WORK TO BE COMPLETED
Looking through the records below, please work out how many lines contain "Лаборанпт". Give only that number.

DATA FOR THE TASK
══════════════════════════════

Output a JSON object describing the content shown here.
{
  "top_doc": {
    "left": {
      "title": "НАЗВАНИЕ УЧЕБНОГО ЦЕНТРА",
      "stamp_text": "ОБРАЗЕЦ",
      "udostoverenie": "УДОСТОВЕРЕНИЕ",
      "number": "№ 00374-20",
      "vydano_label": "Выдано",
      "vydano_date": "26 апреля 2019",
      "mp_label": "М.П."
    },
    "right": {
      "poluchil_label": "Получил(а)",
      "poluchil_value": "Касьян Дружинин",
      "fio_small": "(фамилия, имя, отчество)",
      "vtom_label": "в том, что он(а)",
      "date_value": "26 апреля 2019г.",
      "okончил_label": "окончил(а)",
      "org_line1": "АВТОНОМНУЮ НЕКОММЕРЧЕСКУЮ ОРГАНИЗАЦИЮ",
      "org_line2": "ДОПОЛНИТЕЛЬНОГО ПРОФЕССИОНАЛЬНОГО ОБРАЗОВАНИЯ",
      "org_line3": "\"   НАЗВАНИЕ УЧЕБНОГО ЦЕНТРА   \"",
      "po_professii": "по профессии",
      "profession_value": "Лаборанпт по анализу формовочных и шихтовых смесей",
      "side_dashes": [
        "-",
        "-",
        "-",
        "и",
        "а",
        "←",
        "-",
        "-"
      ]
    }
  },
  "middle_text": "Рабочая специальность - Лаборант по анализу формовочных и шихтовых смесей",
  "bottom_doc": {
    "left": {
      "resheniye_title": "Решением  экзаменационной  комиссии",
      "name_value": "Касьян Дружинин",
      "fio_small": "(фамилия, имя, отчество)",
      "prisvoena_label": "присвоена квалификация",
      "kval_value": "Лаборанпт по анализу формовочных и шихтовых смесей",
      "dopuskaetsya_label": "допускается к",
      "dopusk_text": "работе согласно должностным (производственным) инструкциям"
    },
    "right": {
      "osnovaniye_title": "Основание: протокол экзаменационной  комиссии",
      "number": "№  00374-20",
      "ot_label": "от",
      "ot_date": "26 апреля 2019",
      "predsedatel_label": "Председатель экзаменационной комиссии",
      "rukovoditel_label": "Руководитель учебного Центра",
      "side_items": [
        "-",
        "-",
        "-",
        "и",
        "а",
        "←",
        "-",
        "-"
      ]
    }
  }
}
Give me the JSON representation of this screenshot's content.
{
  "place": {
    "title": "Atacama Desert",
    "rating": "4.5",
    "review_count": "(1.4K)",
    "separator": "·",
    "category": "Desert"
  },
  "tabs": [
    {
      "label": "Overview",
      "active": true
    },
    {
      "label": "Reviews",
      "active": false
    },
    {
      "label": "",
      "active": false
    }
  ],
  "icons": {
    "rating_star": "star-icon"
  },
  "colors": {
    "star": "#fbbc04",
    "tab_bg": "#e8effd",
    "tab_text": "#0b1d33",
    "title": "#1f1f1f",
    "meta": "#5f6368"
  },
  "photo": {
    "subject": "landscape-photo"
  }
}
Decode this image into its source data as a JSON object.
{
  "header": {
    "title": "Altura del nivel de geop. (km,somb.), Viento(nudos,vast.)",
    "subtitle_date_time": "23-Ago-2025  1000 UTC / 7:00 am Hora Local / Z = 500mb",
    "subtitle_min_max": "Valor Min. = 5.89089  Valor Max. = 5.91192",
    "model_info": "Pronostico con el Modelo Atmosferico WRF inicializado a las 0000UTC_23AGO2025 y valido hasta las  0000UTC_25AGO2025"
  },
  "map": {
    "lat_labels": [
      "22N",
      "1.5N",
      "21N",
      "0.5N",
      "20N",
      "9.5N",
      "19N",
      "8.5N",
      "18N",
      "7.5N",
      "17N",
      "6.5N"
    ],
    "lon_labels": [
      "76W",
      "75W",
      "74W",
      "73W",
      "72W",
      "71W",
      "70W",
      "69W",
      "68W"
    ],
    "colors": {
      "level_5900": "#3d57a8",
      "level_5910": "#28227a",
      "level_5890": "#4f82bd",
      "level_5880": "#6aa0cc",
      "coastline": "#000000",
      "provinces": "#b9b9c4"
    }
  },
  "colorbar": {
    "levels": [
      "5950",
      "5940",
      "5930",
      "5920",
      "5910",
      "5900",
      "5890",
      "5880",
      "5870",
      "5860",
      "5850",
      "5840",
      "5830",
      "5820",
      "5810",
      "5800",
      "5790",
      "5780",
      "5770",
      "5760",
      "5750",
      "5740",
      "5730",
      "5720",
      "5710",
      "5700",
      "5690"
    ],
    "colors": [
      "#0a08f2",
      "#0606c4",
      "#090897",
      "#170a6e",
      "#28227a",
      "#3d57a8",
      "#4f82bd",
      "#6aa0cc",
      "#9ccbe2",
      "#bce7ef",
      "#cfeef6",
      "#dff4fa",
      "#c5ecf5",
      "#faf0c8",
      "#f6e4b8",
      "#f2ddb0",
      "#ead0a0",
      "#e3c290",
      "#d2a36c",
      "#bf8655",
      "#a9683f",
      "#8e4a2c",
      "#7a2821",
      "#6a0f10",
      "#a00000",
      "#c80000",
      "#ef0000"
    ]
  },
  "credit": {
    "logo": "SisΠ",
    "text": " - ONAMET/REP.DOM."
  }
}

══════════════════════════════

FINAL ANSWER
2